Internet

FCC approves SpaceX’s plans to fly internet-beaming satellites in a lower orbit

A SpaceX Falcon 9 rocket, launching the company’s two test Starlink satellites
 Image: SpaceX

The Federal Communications Commission has approved SpaceX’s request to fly a large swath of its future internet-beaming satellites at a lower orbit than originally planned. The approval was a major regulatory hurdle the company needed to clear in order to start launching its first operational satellites from Florida next month.

In November, SpaceX sent a request to the FCC to partially revise plans for the company’s satellite internet constellation, known as Starlink. Under SpaceX’s original agreement with the commission, the company had permission to launch 4,425 Starlink satellites into orbits that ranged between 1,110 to 1,325 kilometers up. But then SpaceX decided it wanted to fly 1,584 of those satellites in different orbits, thanks to what it had learned from its first two test satellites, TinTin A and B. Instead of flying them at 1,150 kilometers, the company now wants to fly them much lower at 550 kilometers.

And now the FCC is on board. “This approval underscores the FCC’s confidence in SpaceX’s plans to deploy its next-generation satellite constellation and connect people around the world with reliable and affordable broadband service,” SpaceX president Gwynne Shotwell said in a statement.

SpaceX argues that by operating satellites at this orbit, the Starlink constellation will have much lower latency in signal, cutting down transmission time to just 15 milliseconds.

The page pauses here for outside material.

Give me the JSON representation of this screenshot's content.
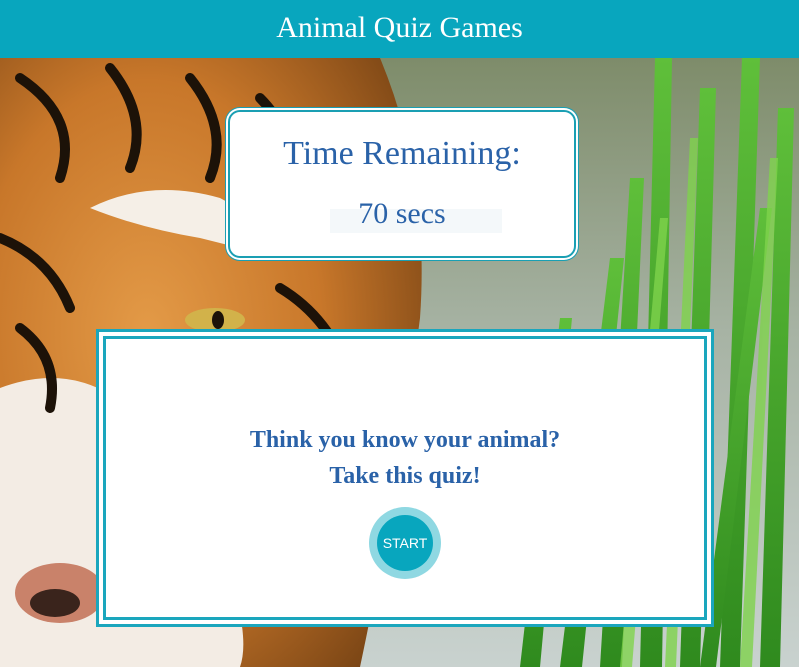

The lower orbit also means SpaceX can get the same coverage with 16 fewer satellites, and the company argues the change will help cut down on space debris. At 550 kilometers, satellites are more affected by Earth’s atmosphere and are pulled out of orbit much more quickly than vehicles that are higher up. So if any of the Starlink satellites happen to fail and become inoperable, they should fall out of orbit and burn up in the atmosphere fairly quickly.

Not everyone was happy about SpaceX’s updated plans, though. OneWeb, another company developing a large satellite internet network, and satellite operator Kepler Communications both filed petitions to deny SpaceX’s request for a change to the FCC. They both argue that since SpaceX uses similar frequencies, the Starlink satellites could interfere with their satellites if moved to a lower orbit. But ultimately, the FCC did not think interference would be an issue. “We find that the modification proposed by SpaceX does not present significant interference problems and is in the public interest,” the FCC wrote in its approval.

There were also concerns raised about an increased risk of collisions if the satellites changed altitudes, since other operators have satellites in similar orbits. But the FCC said SpaceX provided a statement to the commission about its plans for removing the satellites and the company claims its vehicles won’t be a risk since they will have thrusters and can maneuver out of the way of an approaching satellite in orbit. “We find no reason to defer action on SpaceX’s modification request as requested by certain commenters,” the FCC wrote. A recent NASA study found that satellites within these huge constellations will need to be reliably removed within five years in order to avoid a drastic increase in collisions.

Ultimately, SpaceX plans to launch a total of nearly 12,000 satellites to provide internet coverage to every part of the globe. The company isn’t the only one interested in such a scheme right now. OneWeb already launched six satellites in February, the first batch of a planned 650 satellites to provide global internet coverage from low orbits. And recently Amazon announced an ambitious plan to create 3,236 satellites for the same purpose, under a new initiative called Project Kuiper.

The clock is ticking for SpaceX to turn its Starlink constellation into a reality, though. The FCC’s approval of this constellation is conditional on SpaceX being able to launch at least half of these satellites within the next six years. SpaceX said in its November filing that it plans to beat that deadline. “Starlink production is well underway, and the first group of satellites have already arrived at the launch site for processing,” Shotwell said in her statement. SpaceX plans to launch its first batch of Starlink satellites from Cape Canaveral, Florida sometime in May.

[“source=theverge”]